It’s called protected health information (PHI). But breaches of personal health data are on the rise, some shocking in the scope of human error involved. Like the dental practice that stored records at a secure storage facility, only to discover the storage provider misapplied payments and auctioned a unit – with no notice to the dentist. Or the dental practice that had two laptops stolen; both contained PHI, yet only one was encrypted.
In the first half of 2015, healthcare led all industries in security breaches – as it did in 2014. These statistics reinforce the belief that the healthcare industry is unprepared for cyber warfare. Data breach reports find that in 60% of cases, attackers can compromise a system in minutes.
As scary as that sounds, the biggest challenge the dental industry faces right now is its own inattention to physical security. A ClearDATA analysis of all dental practice-related breaches for the past 12 months confirmed that the majority of reported breaches were caused by physical theft.
Is the practice owner held responsible for intentional criminal breaches by outside parties? In the real examples cited above, the practices were deemed culpable. The unencrypted laptop was taken by a thief who easily pushed through an unsecure door. The dentist who lost his storage unit to auction, knowing that it contained valuable PHI, should have had controls in place to ensure his account was in good standing.

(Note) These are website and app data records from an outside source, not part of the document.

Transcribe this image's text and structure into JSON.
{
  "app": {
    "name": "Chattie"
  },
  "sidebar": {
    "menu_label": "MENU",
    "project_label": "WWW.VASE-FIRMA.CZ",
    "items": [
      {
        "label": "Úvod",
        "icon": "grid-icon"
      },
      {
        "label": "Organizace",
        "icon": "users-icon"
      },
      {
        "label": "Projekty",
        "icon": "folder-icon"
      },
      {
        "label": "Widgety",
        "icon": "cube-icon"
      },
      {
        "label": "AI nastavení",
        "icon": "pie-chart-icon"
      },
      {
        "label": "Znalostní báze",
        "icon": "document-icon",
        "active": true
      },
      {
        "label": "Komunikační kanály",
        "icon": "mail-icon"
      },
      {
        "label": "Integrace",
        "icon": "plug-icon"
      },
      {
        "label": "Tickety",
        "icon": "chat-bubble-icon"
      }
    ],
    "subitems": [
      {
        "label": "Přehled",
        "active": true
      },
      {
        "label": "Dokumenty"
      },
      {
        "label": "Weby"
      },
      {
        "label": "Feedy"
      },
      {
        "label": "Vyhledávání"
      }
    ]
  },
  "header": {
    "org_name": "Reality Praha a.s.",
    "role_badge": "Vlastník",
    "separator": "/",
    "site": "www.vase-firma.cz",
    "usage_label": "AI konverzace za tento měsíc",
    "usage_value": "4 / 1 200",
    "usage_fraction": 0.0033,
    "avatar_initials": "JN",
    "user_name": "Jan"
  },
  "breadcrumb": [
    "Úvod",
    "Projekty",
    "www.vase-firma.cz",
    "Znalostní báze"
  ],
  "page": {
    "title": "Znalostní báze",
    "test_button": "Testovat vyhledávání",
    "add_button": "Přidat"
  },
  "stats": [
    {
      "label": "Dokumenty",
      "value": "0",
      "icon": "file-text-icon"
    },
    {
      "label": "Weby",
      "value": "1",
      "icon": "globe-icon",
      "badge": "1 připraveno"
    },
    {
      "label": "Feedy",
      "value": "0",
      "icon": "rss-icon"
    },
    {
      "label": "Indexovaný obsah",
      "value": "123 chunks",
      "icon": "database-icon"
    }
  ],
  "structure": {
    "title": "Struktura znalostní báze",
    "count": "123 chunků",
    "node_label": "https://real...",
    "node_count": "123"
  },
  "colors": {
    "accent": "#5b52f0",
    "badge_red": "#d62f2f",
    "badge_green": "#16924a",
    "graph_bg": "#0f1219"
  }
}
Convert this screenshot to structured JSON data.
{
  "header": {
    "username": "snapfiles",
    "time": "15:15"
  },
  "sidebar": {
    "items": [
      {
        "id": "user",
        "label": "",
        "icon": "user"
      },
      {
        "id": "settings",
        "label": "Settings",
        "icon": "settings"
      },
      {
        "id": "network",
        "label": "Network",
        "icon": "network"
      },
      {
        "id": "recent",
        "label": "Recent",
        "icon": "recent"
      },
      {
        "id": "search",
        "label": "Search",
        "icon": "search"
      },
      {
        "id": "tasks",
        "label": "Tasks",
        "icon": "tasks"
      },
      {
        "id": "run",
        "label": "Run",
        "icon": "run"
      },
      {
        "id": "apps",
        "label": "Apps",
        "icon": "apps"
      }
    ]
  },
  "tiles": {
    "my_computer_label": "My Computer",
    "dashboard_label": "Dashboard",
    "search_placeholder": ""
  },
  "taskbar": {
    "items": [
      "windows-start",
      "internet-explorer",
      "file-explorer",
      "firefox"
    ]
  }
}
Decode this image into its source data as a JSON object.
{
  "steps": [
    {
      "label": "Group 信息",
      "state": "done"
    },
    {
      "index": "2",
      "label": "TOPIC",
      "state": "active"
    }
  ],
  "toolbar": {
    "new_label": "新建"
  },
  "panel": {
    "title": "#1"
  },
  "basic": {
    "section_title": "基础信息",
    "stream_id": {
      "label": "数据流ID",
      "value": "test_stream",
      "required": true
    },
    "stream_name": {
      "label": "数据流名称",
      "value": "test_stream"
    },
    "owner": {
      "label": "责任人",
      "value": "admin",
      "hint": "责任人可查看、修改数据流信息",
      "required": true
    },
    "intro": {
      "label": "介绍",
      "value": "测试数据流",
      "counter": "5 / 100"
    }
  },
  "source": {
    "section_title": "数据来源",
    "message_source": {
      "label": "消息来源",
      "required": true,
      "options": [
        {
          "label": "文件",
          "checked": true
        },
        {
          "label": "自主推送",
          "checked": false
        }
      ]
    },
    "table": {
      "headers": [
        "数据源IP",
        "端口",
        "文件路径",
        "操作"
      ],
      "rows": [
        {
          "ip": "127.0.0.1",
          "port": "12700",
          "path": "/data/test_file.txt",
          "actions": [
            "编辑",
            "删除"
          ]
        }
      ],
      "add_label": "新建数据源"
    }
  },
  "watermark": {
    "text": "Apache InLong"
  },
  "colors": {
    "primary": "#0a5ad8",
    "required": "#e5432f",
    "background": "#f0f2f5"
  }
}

The nemesis here isn’t just the thief. It’s also the unrealistic expectation that dental professionals should manage impenetrable IT departments. Yes, they are responsible for data, but the actual mechanics of protecting PHI can and should be handed off to infrastructure and security experts, just like numerous other activities critical to day-to-day operations. It’s unreasonable to expect each practice to have an internal IT department able to comply with increasingly complex requirements, from unceasing HIPAA updates to the nearly 600-page Omnibus Rule.
Dental practices need IT help. They have too much to lose by leaving data vulnerable. Data breaches can ruin a dental practice’s reputation and finances, with fines potentially reaching past $1 million.
A third-party provider such as Henry Schein TechCentral can step in and immediately begin to strengthen security by performing a risk assessment – which comprehensively and clearly identifies where the gaps in security reside. In addition to storing, managing and securing healthcare data, TechCentral can educate the office on best practices for preventing physical theft. These can include:
Thieves are always looking for ways to steal valuable data. In the highly regulated, highly defended environment of a top-tier cloud services provider, all access can be restricted and documented right down to the user, application and file, with immediate detection of unauthorized access attempts. Meanwhile, the dental practice can turn its own focus back to caring for patients.
Contact TechCentral at 877.483.0382, option 1, or visit www.HSTechCentral.com/ProtectYourPractice to learn more about how a security risk assessment can protect, and even improve, your practice.
Chris Bowen is founder and chief privacy and security officer at ClearDATA, a healthcare-exclusive cloud computing platform and information security services provider.
The businesses listed here are not owned or controlled by Dentrix or Henry Schein and have created these descriptions of their company, products and services themselves. Dentrix and Henry Schein make no independent assessment of the above descriptions and consumers should contact these providers directly if seeking additional information about their products or services.